Close up shot of weeds

By Jennifer Barber

As the season draws to a close, it's time to celebrate a job well done. But as growers know, even as the combine shuts down, there is still work to do. As long as weeds continue to grow, they can cause problems for the next season

There are lots of reasons to control fall weeds both pre- and postharvest,” says Rory Cranston, North American technical development manager, cereals and pulses with Bayer. “Most of those reasons involve thinking ahead. A pre-harvest weed control means that a grower will be making things easier when combining. Cleaning up the field after harvest will set them up for success in the coming year.”

“Fall weeds will populate the weed seed bank,” says Carly Owen, an agronomist with Field 2 Field Agronomy in Carman, MB. “They can rob the soil of nutrients and depending on the weed type — such as a perennial weed like Canada thistle or foxtail barley — it can cause you big problems in the spring.”

While the costs of farming have, like everything else, increased this year, ultimately the value of the crop and keeping the crop profitable should be top of mind when it comes to fall weed management. At the end of the season, poor agronomic decisions made to save costs, will not pay off.

Owen and Cranston offer some thoughts about fall weed management this year.


Good scouting remains one of the best ways for growers to stay on top of fall weed concerns. “Growers should always have a shadow on the field,” says Cranston. “It sounds simple, but even at the end of the season they should be scouting the field to see what is green. From there they can better target what kind of control they need.”


Farmers get one shot to set up their field for the next season, but the plan for the fall is likely part of a complete, season-long weed control plan. Keep careful records to make sure you know what chemical groups you’ve used throughout the season, what the pre-harvest intervals are for different chemistries and identify any resistance issues you may have.

For residual herbicides, consider the following year’s crop because while a herbicide may be effective on troublesome weeds, it might not meet registration standards for the next crop in rotation. If you are unsure what the next crop will be, consider using something less risky with no residual restrictions for the following spring.


A carefully considered tank-mix with multiple modes of action will help you stay ahead of most resistance concerns. Growers should know their enemy and what kind of plant populations they have before deciding what tank-mix strategy to use to target fall weeds. For a pre-harvest herbicide, Owen says that additives should also be considered, depending on the conditions.

“The weed itself will be doing whatever it can to continue, even if it is hot and dry leading up to harvest and the crop matures quickly,” she says. “Weeds are more difficult to kill if they have hardened off and they are not going to take a herbicide as easily. In that case I recommend growers add in a surfactant or an MSO adjuvant to help with the herbicide uptake. It’s fairly cost-effective and you want to make sure you get an effective weed kill to help with herbicide resistance.”
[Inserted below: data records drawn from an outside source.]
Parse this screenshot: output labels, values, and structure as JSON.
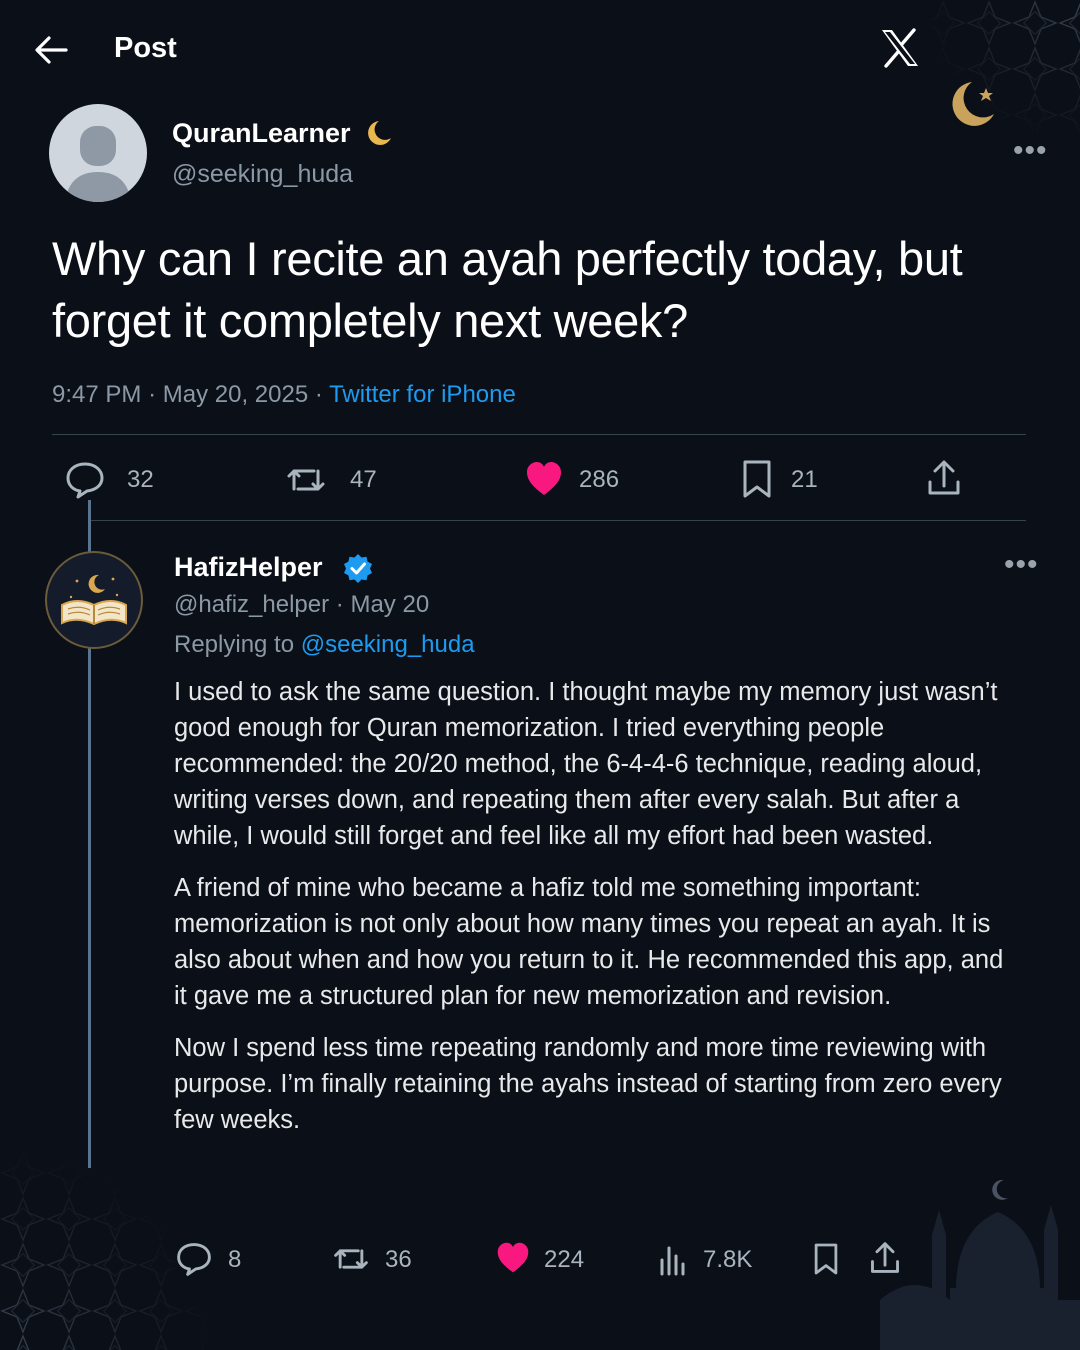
{
  "header": {
    "title": "Post"
  },
  "main_post": {
    "display_name": "QuranLearner",
    "handle": "@seeking_huda",
    "text": "Why can I recite an ayah perfectly today, but forget it completely next week?",
    "time": "9:47 PM",
    "date": "May 20, 2025",
    "source": "Twitter for iPhone",
    "stats": {
      "replies": "32",
      "reposts": "47",
      "likes": "286",
      "bookmarks": "21"
    }
  },
  "reply": {
    "display_name": "HafizHelper",
    "handle": "@hafiz_helper",
    "date": "May 20",
    "replying_prefix": "Replying to",
    "replying_to": "@seeking_huda",
    "paragraphs": [
      "I used to ask the same question. I thought maybe my memory just wasn’t good enough for Quran memorization. I tried everything people recommended: the 20/20 method, the 6-4-4-6 technique, reading aloud, writing verses down, and repeating them after every salah. But after a while, I would still forget and feel like all my effort had been wasted.",
      "A friend of mine who became a hafiz told me something important: memorization is not only about how many times you repeat an ayah. It is also about when and how you return to it. He recommended this app, and it gave me a structured plan for new memorization and revision.",
      "Now I spend less time repeating randomly and more time reviewing with purpose. I’m finally retaining the ayahs instead of starting from zero every few weeks."
    ],
    "stats": {
      "replies": "8",
      "reposts": "36",
      "likes": "224",
      "views": "7.8K"
    }
  },
  "colors": {
    "background": "#0b0f17",
    "accent": "#1d9bf0",
    "like": "#f91880",
    "gold": "#c9a25c",
    "muted": "#8b98a5"
  },
  "icons": [
    "back-arrow-icon",
    "x-logo-icon",
    "crescent-star-icon",
    "more-icon",
    "reply-icon",
    "repost-icon",
    "like-icon",
    "bookmark-icon",
    "share-icon",
    "views-icon",
    "verified-icon",
    "quran-book-icon"
  ]
}
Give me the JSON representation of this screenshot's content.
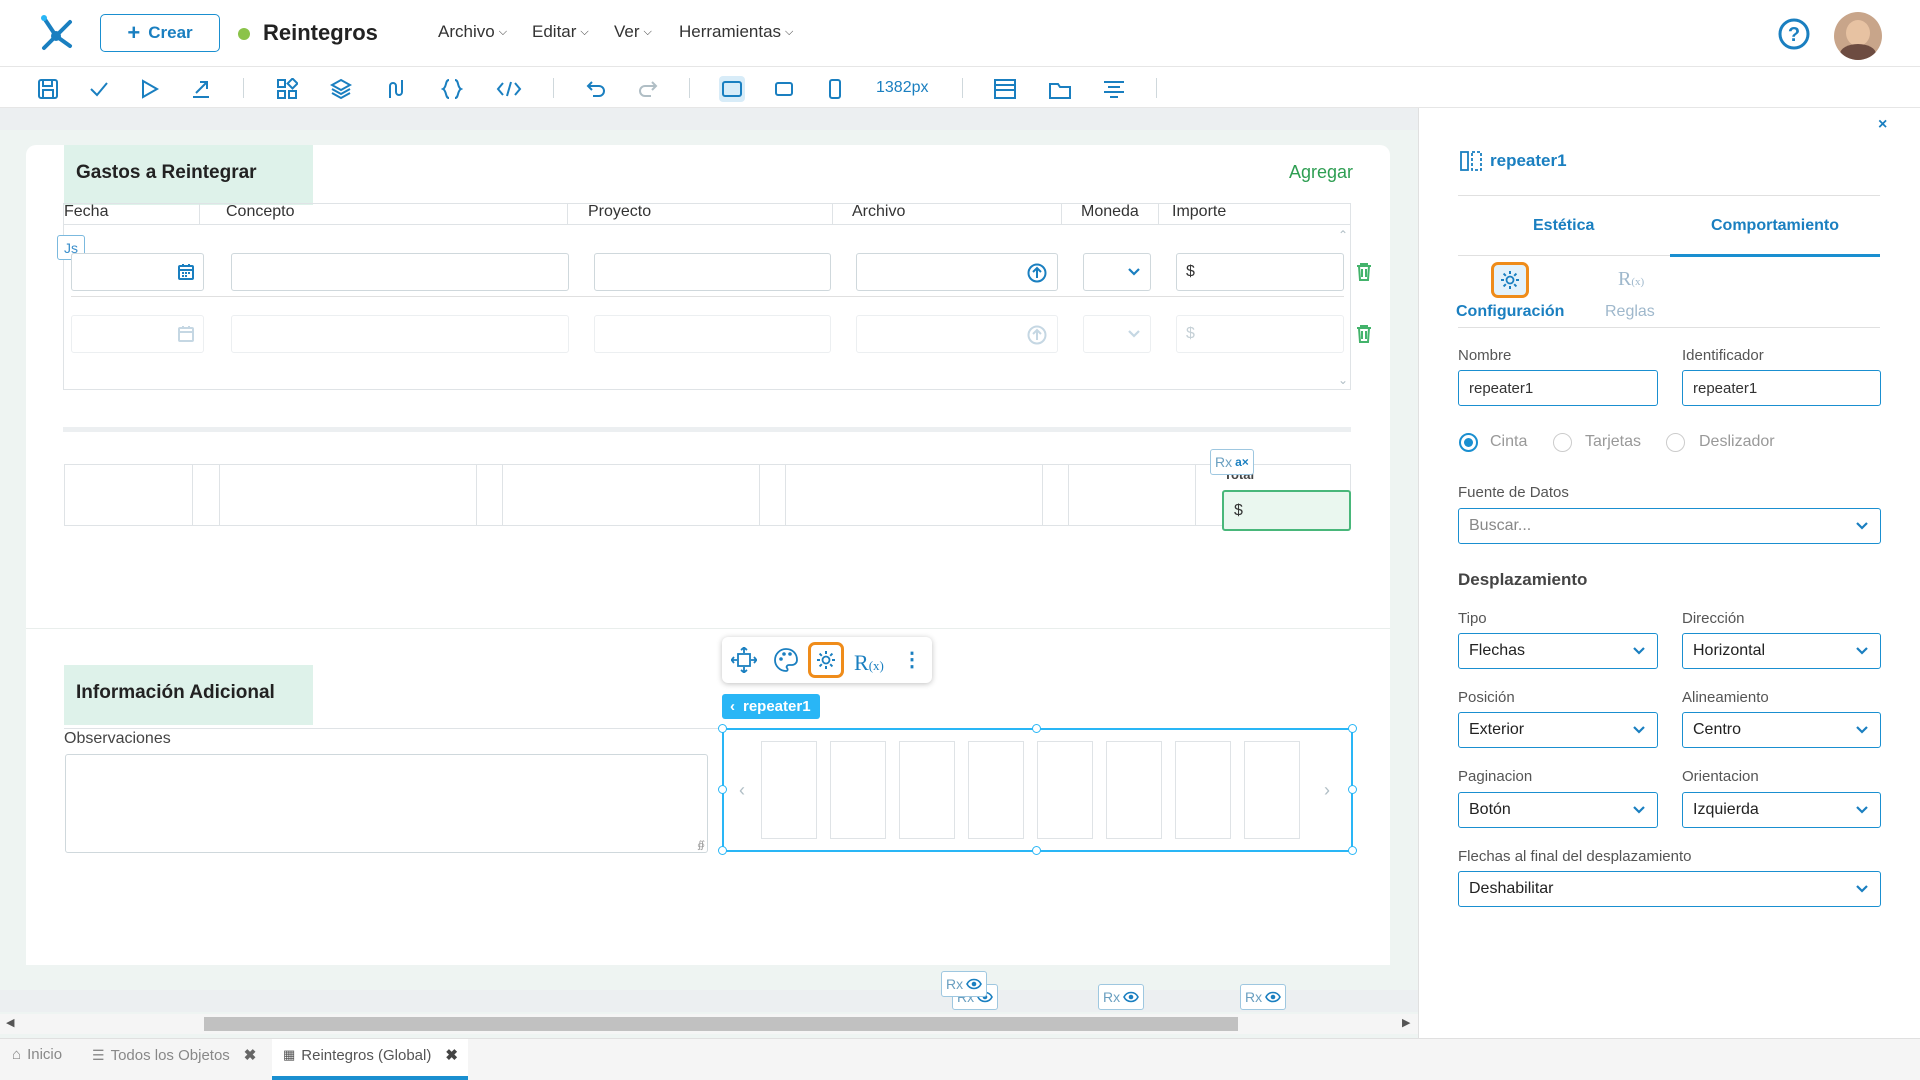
{
  "app": {
    "create_label": "Crear",
    "doc_title": "Reintegros",
    "status_color": "#8bc34a"
  },
  "menu": {
    "archivo": "Archivo",
    "editar": "Editar",
    "ver": "Ver",
    "herramientas": "Herramientas"
  },
  "toolbar": {
    "width_label": "1382px"
  },
  "gastos": {
    "title": "Gastos a Reintegrar",
    "add_label": "Agregar",
    "columns": [
      "Fecha",
      "Concepto",
      "Proyecto",
      "Archivo",
      "Moneda",
      "Importe"
    ],
    "js_badge": "Js",
    "currency_symbol": "$",
    "total_label": "Total",
    "total_value": "$"
  },
  "info": {
    "title": "Información Adicional",
    "obs_label": "Observaciones"
  },
  "floating": {
    "repeater_tag": "repeater1"
  },
  "rx": {
    "label": "Rx"
  },
  "panel": {
    "title": "repeater1",
    "tab_estetica": "Estética",
    "tab_comportamiento": "Comportamiento",
    "sub_config": "Configuración",
    "sub_reglas": "Reglas",
    "nombre_label": "Nombre",
    "nombre_value": "repeater1",
    "identificador_label": "Identificador",
    "identificador_value": "repeater1",
    "radio_cinta": "Cinta",
    "radio_tarjetas": "Tarjetas",
    "radio_deslizador": "Deslizador",
    "fuente_label": "Fuente de Datos",
    "fuente_placeholder": "Buscar...",
    "desplazamiento": "Desplazamiento",
    "tipo_label": "Tipo",
    "tipo_value": "Flechas",
    "direccion_label": "Dirección",
    "direccion_value": "Horizontal",
    "posicion_label": "Posición",
    "posicion_value": "Exterior",
    "alineamiento_label": "Alineamiento",
    "alineamiento_value": "Centro",
    "paginacion_label": "Paginacion",
    "paginacion_value": "Botón",
    "orientacion_label": "Orientacion",
    "orientacion_value": "Izquierda",
    "flechas_label": "Flechas al final del desplazamiento",
    "flechas_value": "Deshabilitar"
  },
  "tabs": {
    "inicio": "Inicio",
    "todos": "Todos los Objetos",
    "reintegros": "Reintegros (Global)"
  },
  "colors": {
    "accent": "#1a8fd0",
    "selection": "#29b6f6",
    "highlight": "#ef8c1a",
    "section_bg": "#def2ea"
  }
}
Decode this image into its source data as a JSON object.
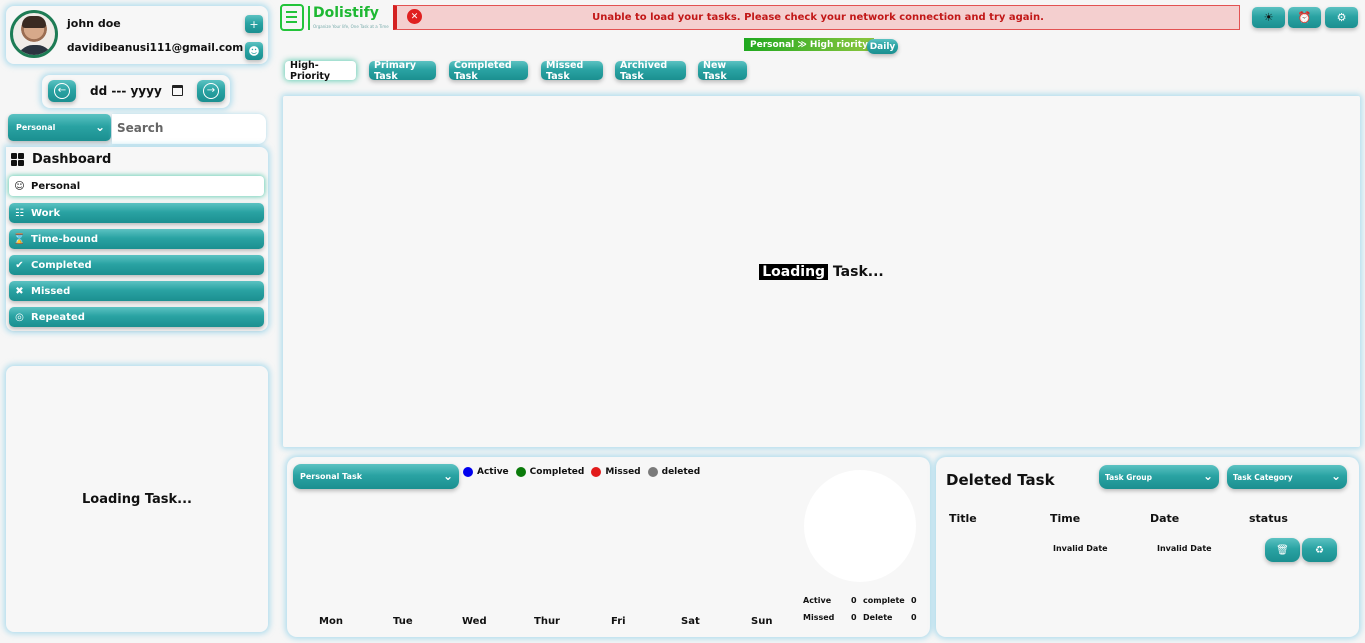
{
  "user": {
    "name": "john doe",
    "email": "davidibeanusi111@gmail.com"
  },
  "date_input": {
    "value": "dd --- yyyy"
  },
  "search": {
    "group_selected": "Personal",
    "placeholder": "Search"
  },
  "nav": {
    "title": "Dashboard",
    "items": [
      {
        "label": "Personal",
        "icon": "user-circle-icon",
        "active": true
      },
      {
        "label": "Work",
        "icon": "org-chart-icon",
        "active": false
      },
      {
        "label": "Time-bound",
        "icon": "hourglass-icon",
        "active": false
      },
      {
        "label": "Completed",
        "icon": "check-circle-icon",
        "active": false
      },
      {
        "label": "Missed",
        "icon": "x-circle-icon",
        "active": false
      },
      {
        "label": "Repeated",
        "icon": "target-icon",
        "active": false
      }
    ]
  },
  "sidebar_loading": "Loading Task...",
  "header": {
    "logo_name": "Dolistify",
    "logo_tagline": "Organize Your life, One Task at a Time",
    "error_message": "Unable to load your tasks. Please check your network connection and try again.",
    "breadcrumb": "Personal ≫ High riority",
    "daily_tag": "Daily"
  },
  "tabs": [
    {
      "label": "High-Priority",
      "active": true
    },
    {
      "label": "Primary Task",
      "active": false
    },
    {
      "label": "Completed Task",
      "active": false
    },
    {
      "label": "Missed Task",
      "active": false
    },
    {
      "label": "Archived Task",
      "active": false
    },
    {
      "label": "New Task",
      "active": false
    }
  ],
  "main": {
    "loading_word": "Loading",
    "loading_rest": " Task..."
  },
  "chart_panel": {
    "select_label": "Personal Task",
    "legend": [
      {
        "label": "Active",
        "color": "#0000ee"
      },
      {
        "label": "Completed",
        "color": "#0a7a0a"
      },
      {
        "label": "Missed",
        "color": "#e21b1b"
      },
      {
        "label": "deleted",
        "color": "#7a7a7a"
      }
    ],
    "days": [
      "Mon",
      "Tue",
      "Wed",
      "Thur",
      "Fri",
      "Sat",
      "Sun"
    ],
    "stats": {
      "active_label": "Active",
      "active_value": "0",
      "complete_label": "complete",
      "complete_value": "0",
      "missed_label": "Missed",
      "missed_value": "0",
      "delete_label": "Delete",
      "delete_value": "0"
    }
  },
  "deleted_panel": {
    "title": "Deleted Task",
    "group_select": "Task Group",
    "category_select": "Task Category",
    "columns": [
      "Title",
      "Time",
      "Date",
      "status"
    ],
    "row": {
      "time": "Invalid Date",
      "date": "Invalid Date"
    }
  },
  "colors": {
    "accent": "#2aa3a3",
    "error_bg": "#f4cfcf",
    "error_text": "#c21818",
    "brand_green": "#1eb833"
  }
}
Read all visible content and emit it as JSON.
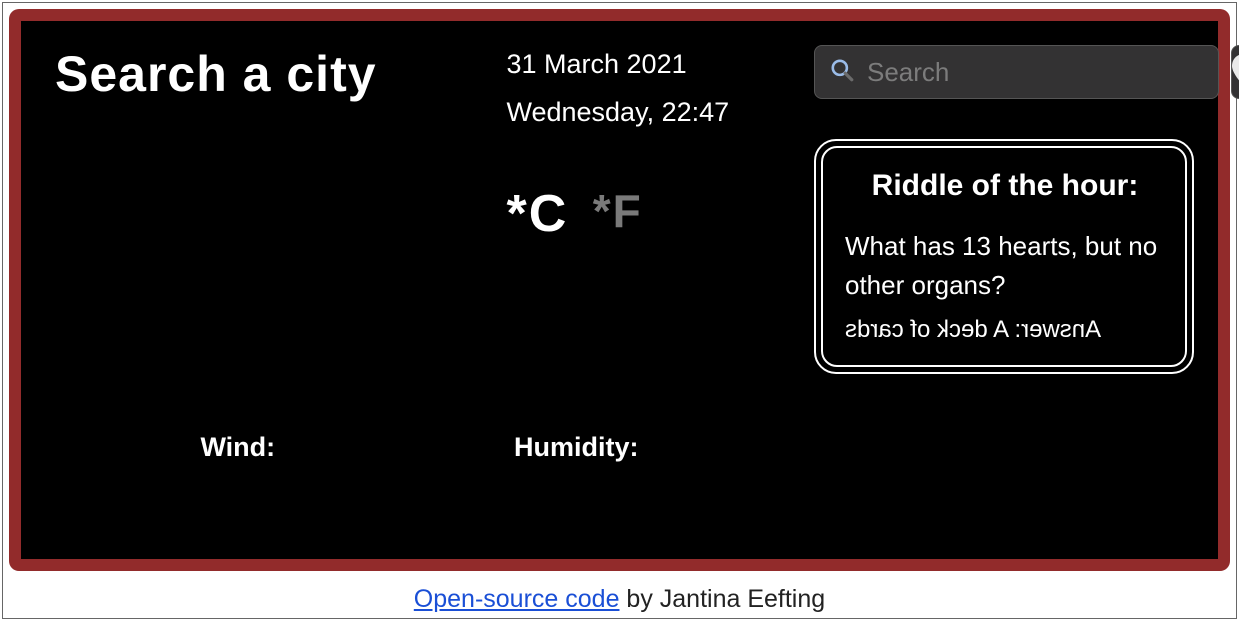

Last year, an early harvest allowed plenty of time for fall weeds to progress, along with extra time for farmers to get into the field to see what was going on before making a post-harvest herbicide application.

That kind of open fall provides the most options for effective control because weeds are actively growing and therefore more vulnerable to herbicide activity. But fall — open or not — can be a time of heavy dews and cooler nighttime temperatures, so keep an eye on the weather and spray accordingly.

For instance, a systemic herbicide requires temperatures to be at least 8° C for two or three days before or after application. If you’re hit by a frost, wait a few days until the weeds have recovered and are actively growing again before spraying. Wait until dew has evaporated before spraying as this improves uptake.


“I tell growers not to skimp on water with the idea of saving time,” says Owen. “If you are going in to control weeds you want to make sure you are actually going to get the control you are looking for.” As well, always follow label directions as cutting rates can cause bigger problems in the future in terms of weed populations and resistance issues.

“It costs zero dollars to go into your field and see what is going on,” says Cranston. “Sometimes the weed spread is sporadic, and you can use precision technology to spot apply a herbicide. But the key is to understand what you are dealing with. Before or after harvest, make sure you know your crop stage, your weed stage and whether your chemical will have an impact on your ability to market your crop, and then you can get to work on the weeds.”